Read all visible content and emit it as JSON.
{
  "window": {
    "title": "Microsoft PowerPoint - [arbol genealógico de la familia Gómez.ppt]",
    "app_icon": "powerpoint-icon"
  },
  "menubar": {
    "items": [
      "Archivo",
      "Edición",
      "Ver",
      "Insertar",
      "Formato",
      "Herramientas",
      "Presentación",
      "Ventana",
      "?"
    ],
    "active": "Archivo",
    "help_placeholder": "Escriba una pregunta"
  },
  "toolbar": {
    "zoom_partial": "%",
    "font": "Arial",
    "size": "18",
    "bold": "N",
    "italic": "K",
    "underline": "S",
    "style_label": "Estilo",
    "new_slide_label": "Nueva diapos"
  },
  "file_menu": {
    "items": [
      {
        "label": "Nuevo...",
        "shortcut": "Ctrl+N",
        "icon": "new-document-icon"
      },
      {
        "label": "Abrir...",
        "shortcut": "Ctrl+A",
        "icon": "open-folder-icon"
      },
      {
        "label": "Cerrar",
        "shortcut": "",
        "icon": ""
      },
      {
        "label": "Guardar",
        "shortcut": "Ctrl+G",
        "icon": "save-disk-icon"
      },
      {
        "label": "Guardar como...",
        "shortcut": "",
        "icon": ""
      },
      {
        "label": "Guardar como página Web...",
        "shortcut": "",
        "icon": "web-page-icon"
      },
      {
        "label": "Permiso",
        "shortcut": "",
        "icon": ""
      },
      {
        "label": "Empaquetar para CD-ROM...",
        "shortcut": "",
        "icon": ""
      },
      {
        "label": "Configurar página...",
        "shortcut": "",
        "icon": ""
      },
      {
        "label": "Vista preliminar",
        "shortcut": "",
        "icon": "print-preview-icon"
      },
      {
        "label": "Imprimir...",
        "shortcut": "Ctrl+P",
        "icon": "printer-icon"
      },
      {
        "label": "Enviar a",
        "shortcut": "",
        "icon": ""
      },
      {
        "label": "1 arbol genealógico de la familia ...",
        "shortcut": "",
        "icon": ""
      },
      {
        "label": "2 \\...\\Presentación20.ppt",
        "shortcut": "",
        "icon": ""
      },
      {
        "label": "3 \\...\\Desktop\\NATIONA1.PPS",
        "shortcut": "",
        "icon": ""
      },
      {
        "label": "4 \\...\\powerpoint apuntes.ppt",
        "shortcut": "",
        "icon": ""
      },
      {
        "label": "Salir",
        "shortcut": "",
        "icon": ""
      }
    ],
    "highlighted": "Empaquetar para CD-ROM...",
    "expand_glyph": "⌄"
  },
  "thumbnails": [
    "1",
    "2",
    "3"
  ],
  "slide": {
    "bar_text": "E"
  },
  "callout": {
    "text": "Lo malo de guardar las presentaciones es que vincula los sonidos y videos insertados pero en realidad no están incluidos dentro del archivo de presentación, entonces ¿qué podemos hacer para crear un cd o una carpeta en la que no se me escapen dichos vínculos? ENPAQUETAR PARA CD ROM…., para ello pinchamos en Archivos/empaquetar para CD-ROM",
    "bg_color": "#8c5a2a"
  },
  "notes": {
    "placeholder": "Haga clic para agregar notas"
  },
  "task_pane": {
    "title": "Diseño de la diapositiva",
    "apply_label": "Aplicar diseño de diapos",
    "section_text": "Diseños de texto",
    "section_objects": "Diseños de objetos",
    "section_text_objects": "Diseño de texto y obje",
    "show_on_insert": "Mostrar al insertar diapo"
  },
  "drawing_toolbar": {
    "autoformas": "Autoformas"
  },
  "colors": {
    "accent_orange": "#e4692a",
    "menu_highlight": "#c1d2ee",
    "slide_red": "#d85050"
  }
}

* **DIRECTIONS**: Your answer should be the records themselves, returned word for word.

* **EXERCISE OUTPUT**:
Read all visible content and emit it as JSON.
{
  "window": {
    "title": "Microsoft PowerPoint - [arbol genealógico de la familia Gómez.ppt]",
    "app_icon": "powerpoint-icon"
  },
  "menubar": {
    "items": [
      "Archivo",
      "Edición",
      "Ver",
      "Insertar",
      "Formato",
      "Herramientas",
      "Presentación",
      "Ventana",
      "?"
    ],
    "active": "Archivo",
    "help_placeholder": "Escriba una pregunta"
  },
  "toolbar": {
    "zoom_partial": "%",
    "font": "Arial",
    "size": "18",
    "bold": "N",
    "italic": "K",
    "underline": "S",
    "style_label": "Estilo",
    "new_slide_label": "Nueva diapos"
  },
  "file_menu": {
    "items": [
      {
        "label": "Nuevo...",
        "shortcut": "Ctrl+N",
        "icon": "new-document-icon"
      },
      {
        "label": "Abrir...",
        "shortcut": "Ctrl+A",
        "icon": "open-folder-icon"
      },
      {
        "label": "Cerrar",
        "shortcut": "",
        "icon": ""
      },
      {
        "label": "Guardar",
        "shortcut": "Ctrl+G",
        "icon": "save-disk-icon"
      },
      {
        "label": "Guardar como...",
        "shortcut": "",
        "icon": ""
      },
      {
        "label": "Guardar como página Web...",
        "shortcut": "",
        "icon": "web-page-icon"
      },
      {
        "label": "Permiso",
        "shortcut": "",
        "icon": ""
      },
      {
        "label": "Empaquetar para CD-ROM...",
        "shortcut": "",
        "icon": ""
      },
      {
        "label": "Configurar página...",
        "shortcut": "",
        "icon": ""
      },
      {
        "label": "Vista preliminar",
        "shortcut": "",
        "icon": "print-preview-icon"
      },
      {
        "label": "Imprimir...",
        "shortcut": "Ctrl+P",
        "icon": "printer-icon"
      },
      {
        "label": "Enviar a",
        "shortcut": "",
        "icon": ""
      },
      {
        "label": "1 arbol genealógico de la familia ...",
        "shortcut": "",
        "icon": ""
      },
      {
        "label": "2 \\...\\Presentación20.ppt",
        "shortcut": "",
        "icon": ""
      },
      {
        "label": "3 \\...\\Desktop\\NATIONA1.PPS",
        "shortcut": "",
        "icon": ""
      },
      {
        "label": "4 \\...\\powerpoint apuntes.ppt",
        "shortcut": "",
        "icon": ""
      },
      {
        "label": "Salir",
        "shortcut": "",
        "icon": ""
      }
    ],
    "highlighted": "Empaquetar para CD-ROM...",
    "expand_glyph": "⌄"
  },
  "thumbnails": [
    "1",
    "2",
    "3"
  ],
  "slide": {
    "bar_text": "E"
  },
  "callout": {
    "text": "Lo malo de guardar las presentaciones es que vincula los sonidos y videos insertados pero en realidad no están incluidos dentro del archivo de presentación, entonces ¿qué podemos hacer para crear un cd o una carpeta en la que no se me escapen dichos vínculos? ENPAQUETAR PARA CD ROM…., para ello pinchamos en Archivos/empaquetar para CD-ROM",
    "bg_color": "#8c5a2a"
  },
  "notes": {
    "placeholder": "Haga clic para agregar notas"
  },
  "task_pane": {
    "title": "Diseño de la diapositiva",
    "apply_label": "Aplicar diseño de diapos",
    "section_text": "Diseños de texto",
    "section_objects": "Diseños de objetos",
    "section_text_objects": "Diseño de texto y obje",
    "show_on_insert": "Mostrar al insertar diapo"
  },
  "drawing_toolbar": {
    "autoformas": "Autoformas"
  },
  "colors": {
    "accent_orange": "#e4692a",
    "menu_highlight": "#c1d2ee",
    "slide_red": "#d85050"
  }
}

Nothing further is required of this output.